> _Data for processing_:
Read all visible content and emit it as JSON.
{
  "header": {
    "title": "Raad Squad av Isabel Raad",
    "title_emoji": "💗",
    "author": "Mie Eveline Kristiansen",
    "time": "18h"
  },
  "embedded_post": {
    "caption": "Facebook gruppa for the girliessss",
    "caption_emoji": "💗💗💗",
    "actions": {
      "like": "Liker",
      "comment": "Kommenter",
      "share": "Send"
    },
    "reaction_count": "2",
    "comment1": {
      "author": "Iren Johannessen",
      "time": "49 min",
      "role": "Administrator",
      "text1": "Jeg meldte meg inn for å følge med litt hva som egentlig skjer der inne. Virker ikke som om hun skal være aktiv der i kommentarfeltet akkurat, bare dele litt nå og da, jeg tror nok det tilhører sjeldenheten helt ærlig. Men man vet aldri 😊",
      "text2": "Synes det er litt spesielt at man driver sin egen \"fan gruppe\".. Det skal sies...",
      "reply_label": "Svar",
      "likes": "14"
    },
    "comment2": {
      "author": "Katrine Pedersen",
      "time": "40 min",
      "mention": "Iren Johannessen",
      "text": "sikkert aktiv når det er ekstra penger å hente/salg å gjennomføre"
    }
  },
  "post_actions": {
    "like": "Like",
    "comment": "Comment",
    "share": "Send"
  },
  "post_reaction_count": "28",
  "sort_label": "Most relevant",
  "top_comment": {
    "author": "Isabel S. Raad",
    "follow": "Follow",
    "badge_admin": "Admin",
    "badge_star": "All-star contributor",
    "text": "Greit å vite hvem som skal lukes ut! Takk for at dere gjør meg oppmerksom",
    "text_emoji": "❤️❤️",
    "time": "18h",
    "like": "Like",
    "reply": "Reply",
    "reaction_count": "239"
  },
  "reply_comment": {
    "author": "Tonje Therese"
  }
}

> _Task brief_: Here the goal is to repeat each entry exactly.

> _Task result_:
Read all visible content and emit it as JSON.
{
  "header": {
    "title": "Raad Squad av Isabel Raad",
    "title_emoji": "💗",
    "author": "Mie Eveline Kristiansen",
    "time": "18h"
  },
  "embedded_post": {
    "caption": "Facebook gruppa for the girliessss",
    "caption_emoji": "💗💗💗",
    "actions": {
      "like": "Liker",
      "comment": "Kommenter",
      "share": "Send"
    },
    "reaction_count": "2",
    "comment1": {
      "author": "Iren Johannessen",
      "time": "49 min",
      "role": "Administrator",
      "text1": "Jeg meldte meg inn for å følge med litt hva som egentlig skjer der inne. Virker ikke som om hun skal være aktiv der i kommentarfeltet akkurat, bare dele litt nå og da, jeg tror nok det tilhører sjeldenheten helt ærlig. Men man vet aldri 😊",
      "text2": "Synes det er litt spesielt at man driver sin egen \"fan gruppe\".. Det skal sies...",
      "reply_label": "Svar",
      "likes": "14"
    },
    "comment2": {
      "author": "Katrine Pedersen",
      "time": "40 min",
      "mention": "Iren Johannessen",
      "text": "sikkert aktiv når det er ekstra penger å hente/salg å gjennomføre"
    }
  },
  "post_actions": {
    "like": "Like",
    "comment": "Comment",
    "share": "Send"
  },
  "post_reaction_count": "28",
  "sort_label": "Most relevant",
  "top_comment": {
    "author": "Isabel S. Raad",
    "follow": "Follow",
    "badge_admin": "Admin",
    "badge_star": "All-star contributor",
    "text": "Greit å vite hvem som skal lukes ut! Takk for at dere gjør meg oppmerksom",
    "text_emoji": "❤️❤️",
    "time": "18h",
    "like": "Like",
    "reply": "Reply",
    "reaction_count": "239"
  },
  "reply_comment": {
    "author": "Tonje Therese"
  }
}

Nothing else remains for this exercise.